**TASK DESCRIPTION**
The records follow. Retype them without a single change.

☆ ☆ ☆ ☆ ☆ ☆ ☆

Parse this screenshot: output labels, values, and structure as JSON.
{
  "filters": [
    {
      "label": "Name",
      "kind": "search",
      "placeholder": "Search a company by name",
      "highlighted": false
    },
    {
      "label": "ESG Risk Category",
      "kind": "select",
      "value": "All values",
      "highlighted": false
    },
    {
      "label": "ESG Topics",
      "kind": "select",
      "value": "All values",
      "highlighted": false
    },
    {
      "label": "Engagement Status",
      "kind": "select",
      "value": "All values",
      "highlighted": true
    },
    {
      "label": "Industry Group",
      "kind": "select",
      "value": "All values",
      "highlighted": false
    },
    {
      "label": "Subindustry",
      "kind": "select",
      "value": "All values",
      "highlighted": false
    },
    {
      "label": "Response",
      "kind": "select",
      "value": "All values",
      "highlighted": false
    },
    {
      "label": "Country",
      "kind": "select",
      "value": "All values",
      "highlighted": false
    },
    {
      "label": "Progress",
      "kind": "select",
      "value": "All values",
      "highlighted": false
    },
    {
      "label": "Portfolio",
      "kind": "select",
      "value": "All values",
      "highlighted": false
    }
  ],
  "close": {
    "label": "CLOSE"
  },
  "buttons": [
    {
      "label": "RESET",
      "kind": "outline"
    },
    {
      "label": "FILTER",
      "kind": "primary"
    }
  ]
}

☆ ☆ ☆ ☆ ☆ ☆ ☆

**ANSWER SPACE**
Parse this screenshot: output labels, values, and structure as JSON.
{
  "filters": [
    {
      "label": "Name",
      "kind": "search",
      "placeholder": "Search a company by name",
      "highlighted": false
    },
    {
      "label": "ESG Risk Category",
      "kind": "select",
      "value": "All values",
      "highlighted": false
    },
    {
      "label": "ESG Topics",
      "kind": "select",
      "value": "All values",
      "highlighted": false
    },
    {
      "label": "Engagement Status",
      "kind": "select",
      "value": "All values",
      "highlighted": true
    },
    {
      "label": "Industry Group",
      "kind": "select",
      "value": "All values",
      "highlighted": false
    },
    {
      "label": "Subindustry",
      "kind": "select",
      "value": "All values",
      "highlighted": false
    },
    {
      "label": "Response",
      "kind": "select",
      "value": "All values",
      "highlighted": false
    },
    {
      "label": "Country",
      "kind": "select",
      "value": "All values",
      "highlighted": false
    },
    {
      "label": "Progress",
      "kind": "select",
      "value": "All values",
      "highlighted": false
    },
    {
      "label": "Portfolio",
      "kind": "select",
      "value": "All values",
      "highlighted": false
    }
  ],
  "close": {
    "label": "CLOSE"
  },
  "buttons": [
    {
      "label": "RESET",
      "kind": "outline"
    },
    {
      "label": "FILTER",
      "kind": "primary"
    }
  ]
}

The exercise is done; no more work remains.